[Records Boundary: Start]

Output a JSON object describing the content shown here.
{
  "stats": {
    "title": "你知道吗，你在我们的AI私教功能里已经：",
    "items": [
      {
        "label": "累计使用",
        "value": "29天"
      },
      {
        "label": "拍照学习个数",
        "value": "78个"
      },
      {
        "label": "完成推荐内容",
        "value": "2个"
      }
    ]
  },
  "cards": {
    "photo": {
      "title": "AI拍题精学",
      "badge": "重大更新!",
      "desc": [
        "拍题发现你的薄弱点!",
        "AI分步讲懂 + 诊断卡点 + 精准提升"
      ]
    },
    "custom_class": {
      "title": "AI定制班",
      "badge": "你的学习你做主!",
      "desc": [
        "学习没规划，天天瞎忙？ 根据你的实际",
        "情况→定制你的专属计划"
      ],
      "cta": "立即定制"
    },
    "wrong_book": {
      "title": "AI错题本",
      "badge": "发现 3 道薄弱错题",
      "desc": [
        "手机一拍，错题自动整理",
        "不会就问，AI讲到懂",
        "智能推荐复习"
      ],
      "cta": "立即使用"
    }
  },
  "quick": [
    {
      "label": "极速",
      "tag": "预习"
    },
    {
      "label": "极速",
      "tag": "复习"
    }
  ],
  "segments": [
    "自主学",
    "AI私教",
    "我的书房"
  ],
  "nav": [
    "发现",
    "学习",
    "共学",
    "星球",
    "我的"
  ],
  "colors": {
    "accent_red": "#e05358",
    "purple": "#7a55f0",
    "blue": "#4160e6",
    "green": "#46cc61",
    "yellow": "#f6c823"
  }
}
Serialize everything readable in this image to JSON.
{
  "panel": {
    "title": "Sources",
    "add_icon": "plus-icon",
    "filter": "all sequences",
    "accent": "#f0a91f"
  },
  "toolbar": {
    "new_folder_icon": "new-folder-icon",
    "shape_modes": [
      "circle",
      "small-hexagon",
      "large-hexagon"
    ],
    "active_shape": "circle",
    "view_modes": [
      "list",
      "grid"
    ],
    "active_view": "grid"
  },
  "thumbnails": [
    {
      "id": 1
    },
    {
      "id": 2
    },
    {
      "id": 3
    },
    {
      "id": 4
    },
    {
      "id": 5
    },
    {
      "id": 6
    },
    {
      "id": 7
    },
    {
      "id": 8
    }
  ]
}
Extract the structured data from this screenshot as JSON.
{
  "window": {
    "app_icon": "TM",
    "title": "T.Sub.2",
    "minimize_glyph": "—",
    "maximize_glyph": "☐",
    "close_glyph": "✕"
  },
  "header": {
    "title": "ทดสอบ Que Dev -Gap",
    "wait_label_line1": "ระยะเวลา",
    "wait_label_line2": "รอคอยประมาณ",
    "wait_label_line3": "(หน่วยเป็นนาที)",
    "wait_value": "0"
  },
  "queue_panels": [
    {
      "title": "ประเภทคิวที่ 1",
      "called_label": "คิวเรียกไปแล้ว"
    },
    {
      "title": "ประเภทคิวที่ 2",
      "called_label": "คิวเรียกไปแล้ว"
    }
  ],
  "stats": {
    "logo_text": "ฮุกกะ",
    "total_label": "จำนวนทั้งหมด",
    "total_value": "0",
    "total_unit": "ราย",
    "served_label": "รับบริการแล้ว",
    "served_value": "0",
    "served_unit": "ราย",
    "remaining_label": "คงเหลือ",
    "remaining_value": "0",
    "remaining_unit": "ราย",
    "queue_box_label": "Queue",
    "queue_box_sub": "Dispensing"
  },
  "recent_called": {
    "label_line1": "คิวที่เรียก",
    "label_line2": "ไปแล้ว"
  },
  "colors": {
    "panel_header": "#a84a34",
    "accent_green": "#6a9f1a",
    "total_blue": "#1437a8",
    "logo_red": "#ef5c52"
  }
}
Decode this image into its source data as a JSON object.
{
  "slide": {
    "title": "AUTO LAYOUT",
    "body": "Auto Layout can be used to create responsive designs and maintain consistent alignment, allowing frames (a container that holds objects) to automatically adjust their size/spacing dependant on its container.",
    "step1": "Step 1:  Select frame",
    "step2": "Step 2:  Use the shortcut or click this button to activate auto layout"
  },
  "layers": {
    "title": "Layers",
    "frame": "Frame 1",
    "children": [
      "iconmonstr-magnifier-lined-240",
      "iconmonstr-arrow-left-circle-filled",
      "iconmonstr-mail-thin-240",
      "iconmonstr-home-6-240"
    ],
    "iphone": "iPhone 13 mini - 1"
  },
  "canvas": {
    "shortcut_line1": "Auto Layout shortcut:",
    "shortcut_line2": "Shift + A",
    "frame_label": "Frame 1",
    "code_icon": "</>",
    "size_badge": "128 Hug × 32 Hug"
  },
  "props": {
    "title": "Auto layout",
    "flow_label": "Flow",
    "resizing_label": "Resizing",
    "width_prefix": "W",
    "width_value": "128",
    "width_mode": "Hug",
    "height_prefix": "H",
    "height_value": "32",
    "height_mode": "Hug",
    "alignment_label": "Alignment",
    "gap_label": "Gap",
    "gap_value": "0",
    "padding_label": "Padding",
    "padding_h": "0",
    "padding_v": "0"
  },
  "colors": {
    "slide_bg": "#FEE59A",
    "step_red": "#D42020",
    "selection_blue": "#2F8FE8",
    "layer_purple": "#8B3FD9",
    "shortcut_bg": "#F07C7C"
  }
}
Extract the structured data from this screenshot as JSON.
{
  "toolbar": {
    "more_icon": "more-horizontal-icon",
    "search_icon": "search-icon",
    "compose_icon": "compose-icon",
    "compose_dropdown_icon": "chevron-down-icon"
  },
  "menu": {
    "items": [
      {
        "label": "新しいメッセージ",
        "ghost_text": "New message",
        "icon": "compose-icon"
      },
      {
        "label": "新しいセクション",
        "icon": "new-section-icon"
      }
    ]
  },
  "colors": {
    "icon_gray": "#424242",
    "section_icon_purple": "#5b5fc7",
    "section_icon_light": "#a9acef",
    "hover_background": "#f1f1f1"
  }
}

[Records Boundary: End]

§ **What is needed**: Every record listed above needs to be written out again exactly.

§ **Response for this exercise**:
Output a JSON object describing the content shown here.
{
  "stats": {
    "title": "你知道吗，你在我们的AI私教功能里已经：",
    "items": [
      {
        "label": "累计使用",
        "value": "29天"
      },
      {
        "label": "拍照学习个数",
        "value": "78个"
      },
      {
        "label": "完成推荐内容",
        "value": "2个"
      }
    ]
  },
  "cards": {
    "photo": {
      "title": "AI拍题精学",
      "badge": "重大更新!",
      "desc": [
        "拍题发现你的薄弱点!",
        "AI分步讲懂 + 诊断卡点 + 精准提升"
      ]
    },
    "custom_class": {
      "title": "AI定制班",
      "badge": "你的学习你做主!",
      "desc": [
        "学习没规划，天天瞎忙？ 根据你的实际",
        "情况→定制你的专属计划"
      ],
      "cta": "立即定制"
    },
    "wrong_book": {
      "title": "AI错题本",
      "badge": "发现 3 道薄弱错题",
      "desc": [
        "手机一拍，错题自动整理",
        "不会就问，AI讲到懂",
        "智能推荐复习"
      ],
      "cta": "立即使用"
    }
  },
  "quick": [
    {
      "label": "极速",
      "tag": "预习"
    },
    {
      "label": "极速",
      "tag": "复习"
    }
  ],
  "segments": [
    "自主学",
    "AI私教",
    "我的书房"
  ],
  "nav": [
    "发现",
    "学习",
    "共学",
    "星球",
    "我的"
  ],
  "colors": {
    "accent_red": "#e05358",
    "purple": "#7a55f0",
    "blue": "#4160e6",
    "green": "#46cc61",
    "yellow": "#f6c823"
  }
}
Serialize everything readable in this image to JSON.
{
  "panel": {
    "title": "Sources",
    "add_icon": "plus-icon",
    "filter": "all sequences",
    "accent": "#f0a91f"
  },
  "toolbar": {
    "new_folder_icon": "new-folder-icon",
    "shape_modes": [
      "circle",
      "small-hexagon",
      "large-hexagon"
    ],
    "active_shape": "circle",
    "view_modes": [
      "list",
      "grid"
    ],
    "active_view": "grid"
  },
  "thumbnails": [
    {
      "id": 1
    },
    {
      "id": 2
    },
    {
      "id": 3
    },
    {
      "id": 4
    },
    {
      "id": 5
    },
    {
      "id": 6
    },
    {
      "id": 7
    },
    {
      "id": 8
    }
  ]
}
Extract the structured data from this screenshot as JSON.
{
  "window": {
    "app_icon": "TM",
    "title": "T.Sub.2",
    "minimize_glyph": "—",
    "maximize_glyph": "☐",
    "close_glyph": "✕"
  },
  "header": {
    "title": "ทดสอบ Que Dev -Gap",
    "wait_label_line1": "ระยะเวลา",
    "wait_label_line2": "รอคอยประมาณ",
    "wait_label_line3": "(หน่วยเป็นนาที)",
    "wait_value": "0"
  },
  "queue_panels": [
    {
      "title": "ประเภทคิวที่ 1",
      "called_label": "คิวเรียกไปแล้ว"
    },
    {
      "title": "ประเภทคิวที่ 2",
      "called_label": "คิวเรียกไปแล้ว"
    }
  ],
  "stats": {
    "logo_text": "ฮุกกะ",
    "total_label": "จำนวนทั้งหมด",
    "total_value": "0",
    "total_unit": "ราย",
    "served_label": "รับบริการแล้ว",
    "served_value": "0",
    "served_unit": "ราย",
    "remaining_label": "คงเหลือ",
    "remaining_value": "0",
    "remaining_unit": "ราย",
    "queue_box_label": "Queue",
    "queue_box_sub": "Dispensing"
  },
  "recent_called": {
    "label_line1": "คิวที่เรียก",
    "label_line2": "ไปแล้ว"
  },
  "colors": {
    "panel_header": "#a84a34",
    "accent_green": "#6a9f1a",
    "total_blue": "#1437a8",
    "logo_red": "#ef5c52"
  }
}
Decode this image into its source data as a JSON object.
{
  "slide": {
    "title": "AUTO LAYOUT",
    "body": "Auto Layout can be used to create responsive designs and maintain consistent alignment, allowing frames (a container that holds objects) to automatically adjust their size/spacing dependant on its container.",
    "step1": "Step 1:  Select frame",
    "step2": "Step 2:  Use the shortcut or click this button to activate auto layout"
  },
  "layers": {
    "title": "Layers",
    "frame": "Frame 1",
    "children": [
      "iconmonstr-magnifier-lined-240",
      "iconmonstr-arrow-left-circle-filled",
      "iconmonstr-mail-thin-240",
      "iconmonstr-home-6-240"
    ],
    "iphone": "iPhone 13 mini - 1"
  },
  "canvas": {
    "shortcut_line1": "Auto Layout shortcut:",
    "shortcut_line2": "Shift + A",
    "frame_label": "Frame 1",
    "code_icon": "</>",
    "size_badge": "128 Hug × 32 Hug"
  },
  "props": {
    "title": "Auto layout",
    "flow_label": "Flow",
    "resizing_label": "Resizing",
    "width_prefix": "W",
    "width_value": "128",
    "width_mode": "Hug",
    "height_prefix": "H",
    "height_value": "32",
    "height_mode": "Hug",
    "alignment_label": "Alignment",
    "gap_label": "Gap",
    "gap_value": "0",
    "padding_label": "Padding",
    "padding_h": "0",
    "padding_v": "0"
  },
  "colors": {
    "slide_bg": "#FEE59A",
    "step_red": "#D42020",
    "selection_blue": "#2F8FE8",
    "layer_purple": "#8B3FD9",
    "shortcut_bg": "#F07C7C"
  }
}
Extract the structured data from this screenshot as JSON.
{
  "toolbar": {
    "more_icon": "more-horizontal-icon",
    "search_icon": "search-icon",
    "compose_icon": "compose-icon",
    "compose_dropdown_icon": "chevron-down-icon"
  },
  "menu": {
    "items": [
      {
        "label": "新しいメッセージ",
        "ghost_text": "New message",
        "icon": "compose-icon"
      },
      {
        "label": "新しいセクション",
        "icon": "new-section-icon"
      }
    ]
  },
  "colors": {
    "icon_gray": "#424242",
    "section_icon_purple": "#5b5fc7",
    "section_icon_light": "#a9acef",
    "hover_background": "#f1f1f1"
  }
}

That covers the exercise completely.